### Required action
Each line of the data below that contains "JSON" must be copied.

Records excerpted from a collection
---

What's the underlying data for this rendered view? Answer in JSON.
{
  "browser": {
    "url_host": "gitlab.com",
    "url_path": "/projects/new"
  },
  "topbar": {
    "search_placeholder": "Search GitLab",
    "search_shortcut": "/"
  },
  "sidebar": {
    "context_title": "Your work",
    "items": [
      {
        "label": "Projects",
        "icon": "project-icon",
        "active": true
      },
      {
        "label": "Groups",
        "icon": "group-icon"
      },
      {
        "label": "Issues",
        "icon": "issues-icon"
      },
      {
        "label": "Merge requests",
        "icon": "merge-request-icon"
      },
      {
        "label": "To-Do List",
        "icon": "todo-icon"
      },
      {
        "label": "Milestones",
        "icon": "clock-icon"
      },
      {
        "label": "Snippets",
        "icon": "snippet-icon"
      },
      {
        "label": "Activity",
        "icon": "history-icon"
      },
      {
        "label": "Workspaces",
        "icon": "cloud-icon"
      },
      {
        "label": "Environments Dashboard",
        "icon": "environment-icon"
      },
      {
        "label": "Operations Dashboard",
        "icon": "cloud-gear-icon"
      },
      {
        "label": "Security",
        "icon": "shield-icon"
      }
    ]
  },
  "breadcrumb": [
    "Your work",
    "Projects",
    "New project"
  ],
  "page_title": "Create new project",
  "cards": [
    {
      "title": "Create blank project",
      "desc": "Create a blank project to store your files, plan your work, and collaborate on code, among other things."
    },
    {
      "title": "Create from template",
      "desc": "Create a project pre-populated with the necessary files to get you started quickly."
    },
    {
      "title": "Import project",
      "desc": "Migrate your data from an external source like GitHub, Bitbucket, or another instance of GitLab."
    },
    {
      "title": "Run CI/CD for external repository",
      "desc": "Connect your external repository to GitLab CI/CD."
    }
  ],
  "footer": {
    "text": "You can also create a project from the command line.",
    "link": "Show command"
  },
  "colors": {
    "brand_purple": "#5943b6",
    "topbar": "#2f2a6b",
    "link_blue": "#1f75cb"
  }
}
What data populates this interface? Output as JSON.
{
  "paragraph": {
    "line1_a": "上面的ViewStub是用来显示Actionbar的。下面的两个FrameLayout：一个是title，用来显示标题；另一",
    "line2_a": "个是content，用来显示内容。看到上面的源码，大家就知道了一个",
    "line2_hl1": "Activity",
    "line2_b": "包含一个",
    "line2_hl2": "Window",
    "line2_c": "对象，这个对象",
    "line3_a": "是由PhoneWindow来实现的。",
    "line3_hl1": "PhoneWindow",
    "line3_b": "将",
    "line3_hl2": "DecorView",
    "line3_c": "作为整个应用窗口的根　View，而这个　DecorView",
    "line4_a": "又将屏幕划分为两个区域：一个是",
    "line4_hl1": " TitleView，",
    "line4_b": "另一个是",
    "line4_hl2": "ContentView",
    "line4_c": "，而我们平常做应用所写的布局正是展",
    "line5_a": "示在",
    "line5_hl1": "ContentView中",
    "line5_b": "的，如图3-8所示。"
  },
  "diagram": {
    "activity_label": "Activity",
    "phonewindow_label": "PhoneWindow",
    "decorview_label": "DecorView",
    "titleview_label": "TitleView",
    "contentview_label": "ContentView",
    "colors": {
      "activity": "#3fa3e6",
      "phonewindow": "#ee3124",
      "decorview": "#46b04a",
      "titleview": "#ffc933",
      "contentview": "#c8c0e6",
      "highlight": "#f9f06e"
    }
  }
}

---

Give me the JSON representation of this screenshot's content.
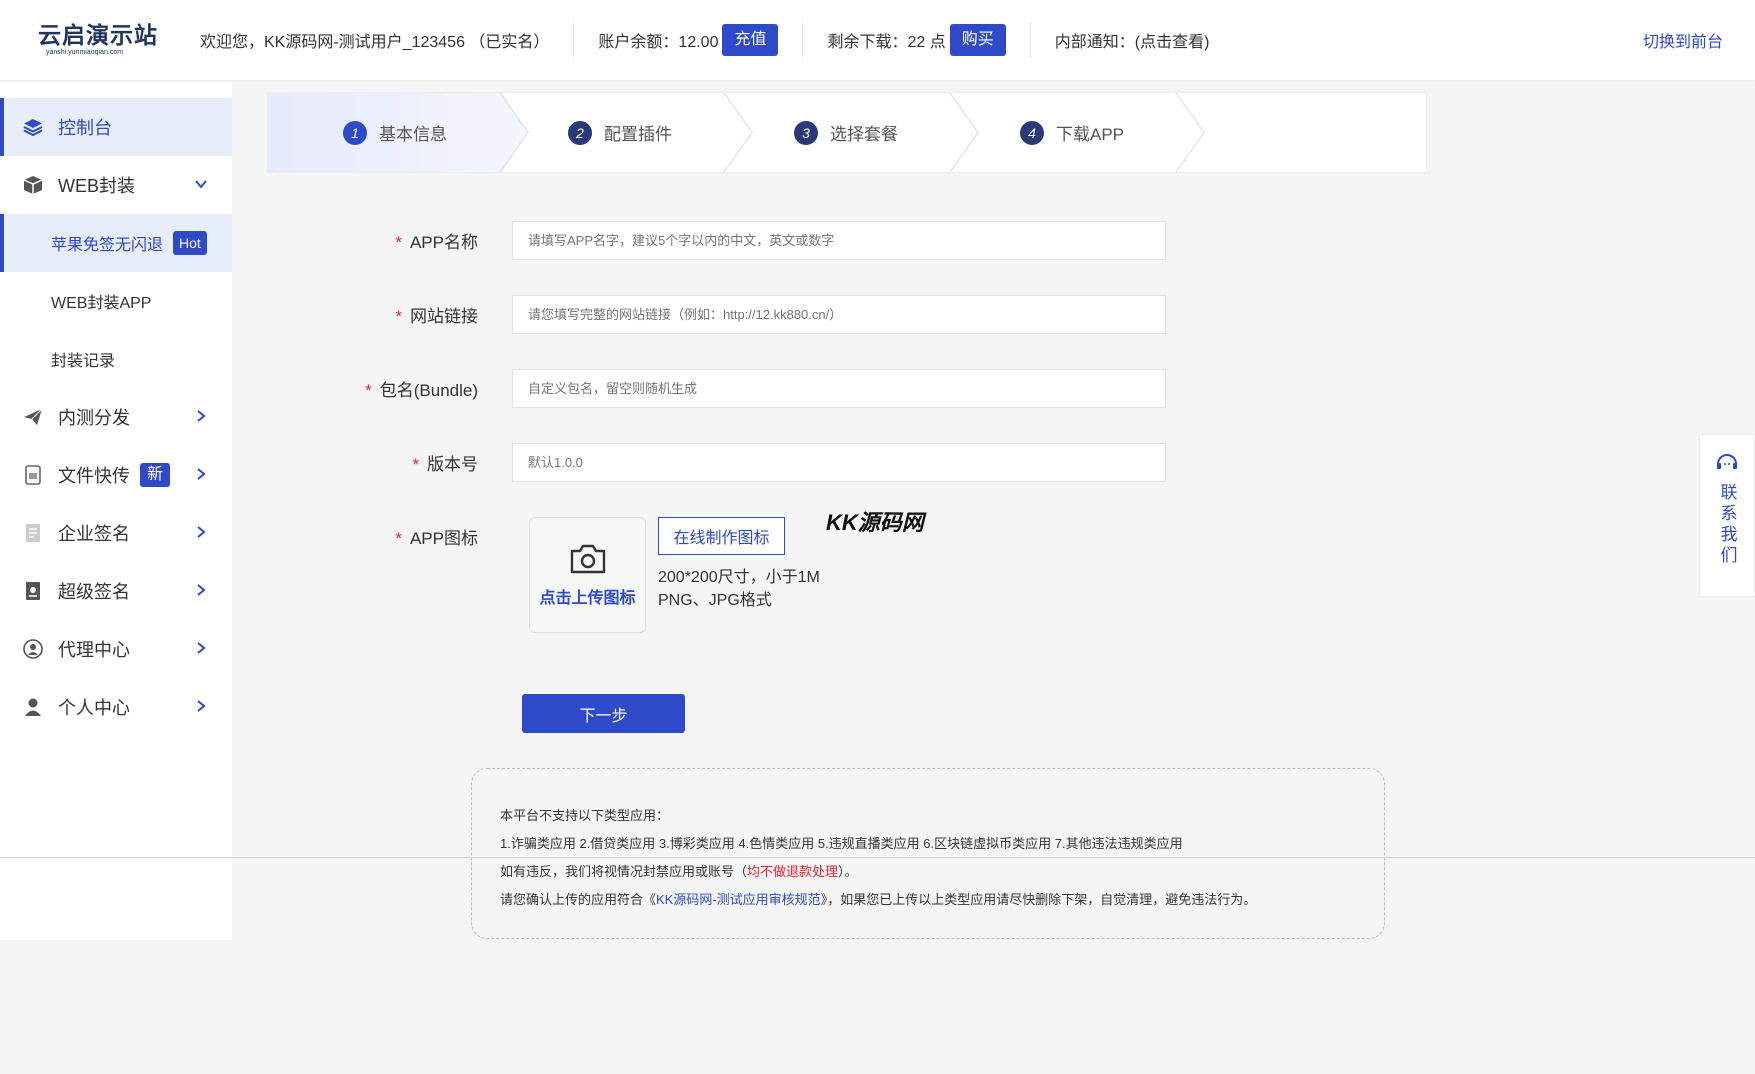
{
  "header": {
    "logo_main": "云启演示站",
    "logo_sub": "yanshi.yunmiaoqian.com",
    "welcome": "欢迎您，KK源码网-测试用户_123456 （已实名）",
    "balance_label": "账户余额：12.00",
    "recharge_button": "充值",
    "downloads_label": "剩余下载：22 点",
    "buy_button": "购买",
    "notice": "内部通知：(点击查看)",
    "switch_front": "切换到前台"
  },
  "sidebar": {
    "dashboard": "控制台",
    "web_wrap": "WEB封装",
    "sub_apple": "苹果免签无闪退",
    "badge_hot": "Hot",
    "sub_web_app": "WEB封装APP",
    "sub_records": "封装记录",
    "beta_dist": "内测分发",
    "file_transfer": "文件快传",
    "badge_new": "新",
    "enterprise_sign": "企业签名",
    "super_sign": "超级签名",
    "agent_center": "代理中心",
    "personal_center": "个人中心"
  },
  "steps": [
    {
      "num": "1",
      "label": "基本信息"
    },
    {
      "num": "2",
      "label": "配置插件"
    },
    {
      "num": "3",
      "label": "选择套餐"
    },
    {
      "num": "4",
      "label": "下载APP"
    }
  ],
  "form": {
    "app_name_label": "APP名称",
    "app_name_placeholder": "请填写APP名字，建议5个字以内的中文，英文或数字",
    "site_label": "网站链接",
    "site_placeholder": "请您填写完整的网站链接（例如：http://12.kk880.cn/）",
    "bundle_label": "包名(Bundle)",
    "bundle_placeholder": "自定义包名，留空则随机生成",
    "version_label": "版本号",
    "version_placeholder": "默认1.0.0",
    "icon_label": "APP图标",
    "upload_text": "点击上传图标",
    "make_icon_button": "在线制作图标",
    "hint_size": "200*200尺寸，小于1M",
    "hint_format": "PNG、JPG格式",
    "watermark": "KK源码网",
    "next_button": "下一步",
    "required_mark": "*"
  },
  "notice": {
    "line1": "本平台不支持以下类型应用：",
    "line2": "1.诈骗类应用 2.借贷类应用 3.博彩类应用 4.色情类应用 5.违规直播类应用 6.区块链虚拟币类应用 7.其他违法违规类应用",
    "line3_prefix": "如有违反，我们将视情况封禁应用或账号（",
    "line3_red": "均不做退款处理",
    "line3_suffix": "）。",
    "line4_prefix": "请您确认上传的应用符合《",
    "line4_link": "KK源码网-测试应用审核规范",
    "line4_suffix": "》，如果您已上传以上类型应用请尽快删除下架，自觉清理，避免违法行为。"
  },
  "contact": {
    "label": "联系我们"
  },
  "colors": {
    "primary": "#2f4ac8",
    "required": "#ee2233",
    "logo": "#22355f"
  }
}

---

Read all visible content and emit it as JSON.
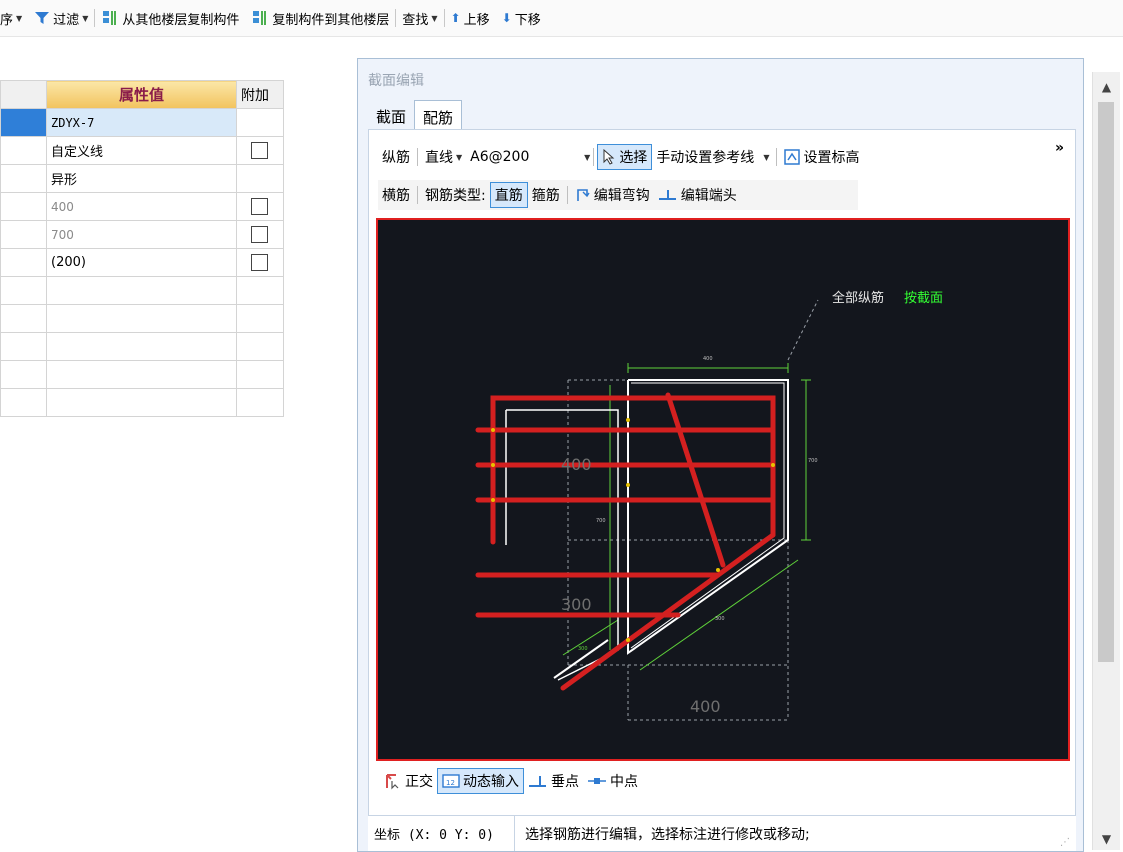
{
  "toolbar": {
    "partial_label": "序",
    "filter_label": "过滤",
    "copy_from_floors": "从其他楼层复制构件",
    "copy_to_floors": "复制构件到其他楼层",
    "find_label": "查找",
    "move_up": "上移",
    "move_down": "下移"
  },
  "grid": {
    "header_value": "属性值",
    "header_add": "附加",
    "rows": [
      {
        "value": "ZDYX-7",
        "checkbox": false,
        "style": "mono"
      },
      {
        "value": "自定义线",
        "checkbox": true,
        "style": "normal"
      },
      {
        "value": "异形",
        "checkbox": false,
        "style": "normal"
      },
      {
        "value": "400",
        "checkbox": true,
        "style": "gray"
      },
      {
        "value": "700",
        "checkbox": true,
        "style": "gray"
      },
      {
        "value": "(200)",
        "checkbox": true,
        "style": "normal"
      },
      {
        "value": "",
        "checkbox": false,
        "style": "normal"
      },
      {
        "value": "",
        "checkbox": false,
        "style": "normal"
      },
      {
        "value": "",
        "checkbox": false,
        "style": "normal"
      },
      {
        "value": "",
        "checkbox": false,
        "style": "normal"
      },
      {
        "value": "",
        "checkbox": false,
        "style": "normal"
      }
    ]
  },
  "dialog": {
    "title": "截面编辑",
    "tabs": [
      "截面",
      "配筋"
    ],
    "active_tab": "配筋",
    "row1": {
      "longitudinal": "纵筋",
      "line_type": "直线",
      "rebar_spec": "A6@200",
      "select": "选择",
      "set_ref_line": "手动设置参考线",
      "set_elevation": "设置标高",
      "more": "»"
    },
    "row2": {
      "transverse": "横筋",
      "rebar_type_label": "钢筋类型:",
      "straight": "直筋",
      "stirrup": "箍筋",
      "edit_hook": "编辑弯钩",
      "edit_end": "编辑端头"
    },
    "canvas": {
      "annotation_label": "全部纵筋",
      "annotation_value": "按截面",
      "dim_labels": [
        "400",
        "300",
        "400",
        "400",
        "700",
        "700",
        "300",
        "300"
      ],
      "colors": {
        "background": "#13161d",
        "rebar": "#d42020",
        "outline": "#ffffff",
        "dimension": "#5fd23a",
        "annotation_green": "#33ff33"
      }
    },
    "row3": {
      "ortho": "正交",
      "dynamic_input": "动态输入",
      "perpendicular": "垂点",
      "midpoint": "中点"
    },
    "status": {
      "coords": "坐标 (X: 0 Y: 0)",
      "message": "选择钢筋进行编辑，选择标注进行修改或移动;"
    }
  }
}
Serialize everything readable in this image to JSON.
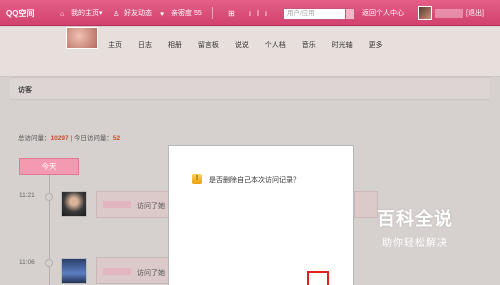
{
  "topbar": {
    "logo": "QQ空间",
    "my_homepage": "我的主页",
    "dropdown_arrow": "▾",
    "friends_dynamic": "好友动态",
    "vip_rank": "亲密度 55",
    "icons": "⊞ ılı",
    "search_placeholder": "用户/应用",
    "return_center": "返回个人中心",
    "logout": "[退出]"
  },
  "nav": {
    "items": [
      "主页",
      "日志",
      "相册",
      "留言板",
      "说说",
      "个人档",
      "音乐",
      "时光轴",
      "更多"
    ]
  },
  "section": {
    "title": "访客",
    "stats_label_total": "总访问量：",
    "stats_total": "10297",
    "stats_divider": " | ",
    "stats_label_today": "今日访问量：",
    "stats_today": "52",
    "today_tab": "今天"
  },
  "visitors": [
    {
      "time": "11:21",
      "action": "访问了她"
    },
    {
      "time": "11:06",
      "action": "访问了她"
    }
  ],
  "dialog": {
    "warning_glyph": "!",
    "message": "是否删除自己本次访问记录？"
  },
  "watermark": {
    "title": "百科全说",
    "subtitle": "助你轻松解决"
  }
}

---

### Written answer
What's the underlying data for this rendered view? Answer in JSON.
What data populates this interface? Output as JSON.
Give me the JSON representation of this screenshot's content.
Read all visible content and emit it as JSON.
Serialize everything readable in this image to JSON.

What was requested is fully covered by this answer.